There’s no denying the fun of watching an action-packed blockbuster on opening night, and “Harry Potter” fans likely won’t forget standing in long lines for the midnight premiere of the beloved wizard’s final adventure on the big screen.
But another thrill awaits moviegoers in Sonoma County — something lesser-known but widely appealing: free and low-cost movies at local libraries, colleges, theaters and halls.
While Rohnert Park’s Green Music Center and several cities and organizations offer popular outdoor movie series during the summer months, there are options to see free and discounted films during the colder seasons, and in the comfort of heated venues.
You may have to forgo luxury seats and cup holders, in some cases, but it’s an even trade to watch recent titles, vintage movies, family films or horror classics at affordable prices or, better yet, for free. Some hosts even provide complimentary popcorn.
Sonoma County Library rolls the projectors year-round, with everything from kids’ favorites to documentaries to treasured holiday classics. Each branch schedules its own programming; some are occasional, while others, like the Central Santa Rosa Library, have monthly series.
Earlier this month, the forum room at the central branch was darkened for a Día de Los Muertos screening of “Coco,” the Academy Award-winning Disney-Pixar animated film about a young boy’s adventures in the bright and beautiful Land of the Dead. Petaluma Regional Library hosted the film the same day, with children invited to decorate large boxes as cars and trucks for a pint-sized, drive-in movie experience.
Mercedes, a Santa Rosa grandmother of 11 who preferred not to give her last name, was among those watching “Coco” at the central branch. She was succinct about what brought her out for the movie: “It’s free.”
Mercedes, 59, usually attends the Central Santa Rosa Library’s Third Friday Family Movie Night series, sometimes with grandchildren in tow.
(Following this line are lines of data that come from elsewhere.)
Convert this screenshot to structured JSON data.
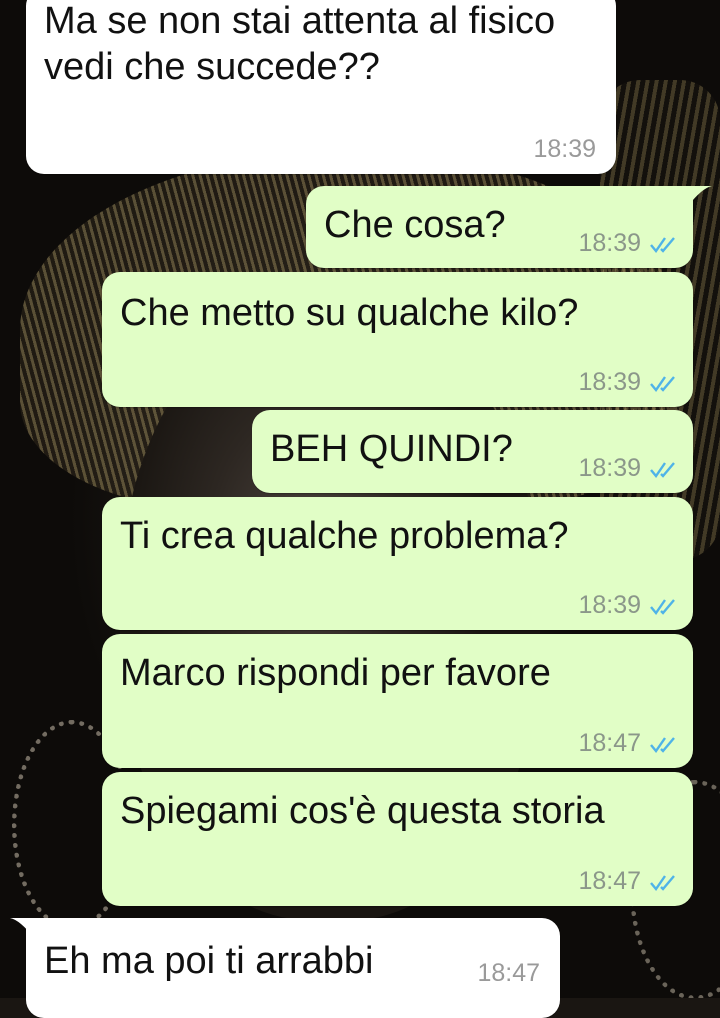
{
  "colors": {
    "incoming_bubble": "#ffffff",
    "outgoing_bubble": "#e1fec6",
    "timestamp_out": "#8b978a",
    "read_ticks": "#4fb3e8"
  },
  "messages": [
    {
      "direction": "incoming",
      "text": "Ma se non stai attenta al fisico vedi che succede??",
      "time": "18:39"
    },
    {
      "direction": "outgoing",
      "text": "Che cosa?",
      "time": "18:39",
      "status_icon": "double-check-read-icon"
    },
    {
      "direction": "outgoing",
      "text": "Che metto su qualche kilo?",
      "time": "18:39",
      "status_icon": "double-check-read-icon"
    },
    {
      "direction": "outgoing",
      "text": "BEH QUINDI?",
      "time": "18:39",
      "status_icon": "double-check-read-icon"
    },
    {
      "direction": "outgoing",
      "text": "Ti crea qualche problema?",
      "time": "18:39",
      "status_icon": "double-check-read-icon"
    },
    {
      "direction": "outgoing",
      "text": "Marco rispondi per favore",
      "time": "18:47",
      "status_icon": "double-check-read-icon"
    },
    {
      "direction": "outgoing",
      "text": "Spiegami cos'è questa storia",
      "time": "18:47",
      "status_icon": "double-check-read-icon"
    },
    {
      "direction": "incoming",
      "text": "Eh ma poi ti arrabbi",
      "time": "18:47"
    }
  ]
}
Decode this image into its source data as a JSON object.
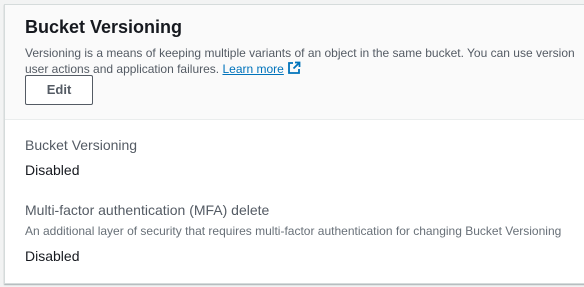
{
  "section": {
    "title": "Bucket Versioning",
    "description_line1": "Versioning is a means of keeping multiple variants of an object in the same bucket. You can use version",
    "description_line2": "user actions and application failures.",
    "learn_more": "Learn more",
    "edit_label": "Edit"
  },
  "fields": {
    "versioning": {
      "label": "Bucket Versioning",
      "value": "Disabled"
    },
    "mfa_delete": {
      "label": "Multi-factor authentication (MFA) delete",
      "description": "An additional layer of security that requires multi-factor authentication for changing Bucket Versioning",
      "value": "Disabled"
    }
  },
  "colors": {
    "link": "#0073bb",
    "text": "#16191f",
    "secondary_text": "#545b64"
  },
  "icons": {
    "learn_more": "external-link-icon"
  }
}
With free popcorn, pretzels and juice boxes, it’s a special treat for the family.
Kim Dargeou, a children’s services librarian at the branch, said the series is ideal for youngsters, including toddlers “who may not be ready for a movie theater.” She sets up seating with adult- and kid-sized chairs and a carpet in front for children who might prefer to stretch out during the movie.
“It’s a chance for them to get to know other kids,” Dargeou said. “If they get chatty a bit, it’s not a problem.”
She said part of the fun is watching children’s reactions to the big-screen adventures. When one cheers or boos, other kids often join along. Adults are understanding. As she explains before each screening, “It’s a kids’ event.”
Other library screenings cater to various audiences. Upcoming events include teen movie nights in Cloverdale; documentaries observing Native American History Month; a fall documentary film series; and a North Bay movie classics presentation of “It’s a Wonderful Life.”
The Sonoma Film Institute at Sonoma State University, as well as the Petaluma Film Alliance at Santa Rosa Junior College’s Petaluma campus, provide free and low-cost movies in a variety of genres.
There’s a half-price night at Sonoma 9 Cinemas in Boyes Hot Springs, and in Santa Rosa two theaters host discount days and Third Street Cinema offers several deals for budget-conscious moviegoers. Santa Rosa’s Schulz Museum schedules various Peanuts movies every month, and hosts its First Friday Film Series from February to May that screens feature films favored by the beloved cartoonist, Charles M. Schulz.